  • Non-Actor Vehicle: The three leads are played by the heroes of the events themselves and not by professionally trained actors.
  • Pistol-Whipping: When Alek gets ahold of the terrorist’s assault rifle, he starts hitting El-Khazzani in the face with the butt of the rifle.
  • Post-9/11 Terrorism Movie: A flavor two version. Outside of a brief shot of the World Trade Centers, the only terrorist incident examined is the one on the train. The rest of the movie is just looking at the lives of the main characters as they grow up.
  • Reliably Unreliable Guns:
  • Shirtless Scene: El-Khazzani is wearing only pants when he starts his attack.
  • Shout-Out:
  • Slice of Life: Other than the climactic terrorist attack, the rest of the film is looking at the three main characters going through their various lives.
  • Something We Forgot: Alek has this moment in Afghanistan, when he realizes he left his backpack full of important ammunition and gear. It’s resolved quickly, with him getting everything but his hat back.
  • Sucky School: The public school is portrayed as this, being a place filled with disinterested teachers that push psychiatric drugs on their students. But the Christian school isn’t much better, with the teachers being overly tyrannical and nosy about the boys’ private lives.
  • Thriller on the Express: What the film becomes during the climax. An armed assailant is making his way towards the front of the train, and there’s no way to get off.
  • Training Montage: Spencer goes through one when he loses weight to join the Air Force.
  • The Voiceless: El-Khazzani never speaks onscreen, outside of a few grunts during his struggle with Spencer.

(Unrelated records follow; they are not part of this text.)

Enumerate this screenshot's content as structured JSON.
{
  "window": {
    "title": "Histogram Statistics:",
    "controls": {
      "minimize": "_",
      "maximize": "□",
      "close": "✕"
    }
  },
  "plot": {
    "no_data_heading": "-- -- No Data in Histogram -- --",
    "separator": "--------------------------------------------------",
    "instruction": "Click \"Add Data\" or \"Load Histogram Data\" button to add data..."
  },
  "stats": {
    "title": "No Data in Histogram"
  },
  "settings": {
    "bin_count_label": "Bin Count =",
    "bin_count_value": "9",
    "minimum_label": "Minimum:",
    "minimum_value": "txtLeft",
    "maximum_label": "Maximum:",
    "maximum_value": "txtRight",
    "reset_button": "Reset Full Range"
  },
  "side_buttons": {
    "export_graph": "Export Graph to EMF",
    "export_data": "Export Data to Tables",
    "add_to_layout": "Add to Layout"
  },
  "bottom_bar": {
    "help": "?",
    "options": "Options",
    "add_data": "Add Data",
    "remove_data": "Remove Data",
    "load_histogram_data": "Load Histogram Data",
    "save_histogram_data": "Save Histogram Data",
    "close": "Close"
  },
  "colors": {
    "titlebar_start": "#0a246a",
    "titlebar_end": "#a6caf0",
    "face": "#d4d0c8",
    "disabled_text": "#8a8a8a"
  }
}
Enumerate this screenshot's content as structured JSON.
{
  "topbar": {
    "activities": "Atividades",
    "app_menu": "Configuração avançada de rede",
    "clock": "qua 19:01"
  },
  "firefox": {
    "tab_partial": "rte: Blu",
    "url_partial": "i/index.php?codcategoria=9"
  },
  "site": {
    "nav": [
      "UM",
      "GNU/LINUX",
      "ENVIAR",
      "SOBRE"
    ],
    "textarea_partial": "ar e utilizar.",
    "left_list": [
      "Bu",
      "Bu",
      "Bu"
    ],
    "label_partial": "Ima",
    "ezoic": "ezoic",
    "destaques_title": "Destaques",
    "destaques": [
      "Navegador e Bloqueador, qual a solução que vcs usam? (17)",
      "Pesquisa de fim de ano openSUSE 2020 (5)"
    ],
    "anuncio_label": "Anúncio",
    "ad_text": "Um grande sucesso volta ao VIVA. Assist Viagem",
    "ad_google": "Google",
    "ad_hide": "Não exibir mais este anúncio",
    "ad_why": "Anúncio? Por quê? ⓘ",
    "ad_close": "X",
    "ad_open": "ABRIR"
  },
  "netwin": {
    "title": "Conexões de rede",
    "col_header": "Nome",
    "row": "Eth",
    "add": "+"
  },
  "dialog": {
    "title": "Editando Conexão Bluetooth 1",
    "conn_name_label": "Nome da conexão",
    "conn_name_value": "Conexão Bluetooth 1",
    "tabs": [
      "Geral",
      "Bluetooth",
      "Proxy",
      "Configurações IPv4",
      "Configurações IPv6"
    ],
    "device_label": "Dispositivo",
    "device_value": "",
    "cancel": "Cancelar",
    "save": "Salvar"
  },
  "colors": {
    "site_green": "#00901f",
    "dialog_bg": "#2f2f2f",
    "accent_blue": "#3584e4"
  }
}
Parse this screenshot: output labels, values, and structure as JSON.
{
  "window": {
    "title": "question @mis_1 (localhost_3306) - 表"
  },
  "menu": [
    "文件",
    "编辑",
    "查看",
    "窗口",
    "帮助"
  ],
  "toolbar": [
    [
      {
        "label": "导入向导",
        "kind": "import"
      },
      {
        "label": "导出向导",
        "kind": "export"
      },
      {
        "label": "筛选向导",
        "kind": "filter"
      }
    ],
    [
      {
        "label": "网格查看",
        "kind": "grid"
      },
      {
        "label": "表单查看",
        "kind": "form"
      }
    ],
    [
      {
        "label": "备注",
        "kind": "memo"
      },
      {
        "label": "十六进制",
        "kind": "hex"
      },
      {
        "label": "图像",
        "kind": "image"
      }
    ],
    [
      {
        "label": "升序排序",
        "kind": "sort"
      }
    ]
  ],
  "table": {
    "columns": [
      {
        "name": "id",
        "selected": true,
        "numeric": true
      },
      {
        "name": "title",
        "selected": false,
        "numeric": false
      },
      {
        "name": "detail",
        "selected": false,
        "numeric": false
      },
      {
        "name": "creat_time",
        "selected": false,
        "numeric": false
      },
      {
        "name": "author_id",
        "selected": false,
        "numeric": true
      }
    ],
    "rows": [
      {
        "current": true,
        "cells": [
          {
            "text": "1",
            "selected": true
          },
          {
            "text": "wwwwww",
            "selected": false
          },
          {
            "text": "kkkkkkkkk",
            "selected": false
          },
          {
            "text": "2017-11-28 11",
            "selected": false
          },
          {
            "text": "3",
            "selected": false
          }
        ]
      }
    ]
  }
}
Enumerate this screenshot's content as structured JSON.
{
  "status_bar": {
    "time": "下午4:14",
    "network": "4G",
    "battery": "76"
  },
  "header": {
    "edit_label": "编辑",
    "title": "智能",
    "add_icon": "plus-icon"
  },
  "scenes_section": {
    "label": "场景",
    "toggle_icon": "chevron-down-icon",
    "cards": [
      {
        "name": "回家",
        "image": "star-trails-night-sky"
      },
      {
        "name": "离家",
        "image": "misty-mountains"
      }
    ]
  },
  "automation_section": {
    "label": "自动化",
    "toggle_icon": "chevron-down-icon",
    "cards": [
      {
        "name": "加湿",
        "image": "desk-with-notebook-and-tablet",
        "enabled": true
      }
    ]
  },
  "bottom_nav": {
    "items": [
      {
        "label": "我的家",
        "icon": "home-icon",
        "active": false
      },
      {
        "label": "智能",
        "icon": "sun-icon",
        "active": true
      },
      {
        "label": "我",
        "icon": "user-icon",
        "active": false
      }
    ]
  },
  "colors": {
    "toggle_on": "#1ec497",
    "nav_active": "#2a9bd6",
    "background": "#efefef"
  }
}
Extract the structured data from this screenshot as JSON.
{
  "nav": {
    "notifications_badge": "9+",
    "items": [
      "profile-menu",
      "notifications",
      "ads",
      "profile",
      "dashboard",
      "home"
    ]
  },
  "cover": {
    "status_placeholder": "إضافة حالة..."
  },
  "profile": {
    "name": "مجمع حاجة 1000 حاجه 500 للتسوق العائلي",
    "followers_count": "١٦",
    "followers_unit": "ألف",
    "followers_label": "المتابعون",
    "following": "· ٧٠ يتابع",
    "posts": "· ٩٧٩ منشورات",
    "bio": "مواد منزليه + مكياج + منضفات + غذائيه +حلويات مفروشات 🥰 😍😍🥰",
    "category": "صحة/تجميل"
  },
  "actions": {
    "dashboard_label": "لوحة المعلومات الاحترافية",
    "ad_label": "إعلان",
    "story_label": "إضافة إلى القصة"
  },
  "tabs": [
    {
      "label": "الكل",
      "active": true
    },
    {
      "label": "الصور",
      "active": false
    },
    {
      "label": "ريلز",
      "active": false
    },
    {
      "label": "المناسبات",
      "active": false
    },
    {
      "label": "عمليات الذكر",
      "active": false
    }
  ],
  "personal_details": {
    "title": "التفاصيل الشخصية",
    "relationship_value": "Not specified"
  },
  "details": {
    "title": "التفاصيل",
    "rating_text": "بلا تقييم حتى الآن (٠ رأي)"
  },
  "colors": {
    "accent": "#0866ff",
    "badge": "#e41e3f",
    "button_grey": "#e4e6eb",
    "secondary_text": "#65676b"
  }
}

  • Walking Shirtless Scene: Most of El-Khazzani’s screentime is spent with him going shirtless. It’s a decidedly unsexy version though, given how he’s trying to kill as many passengers as he can.

Alternative Title(s): The Fifteen Seventeen To Paris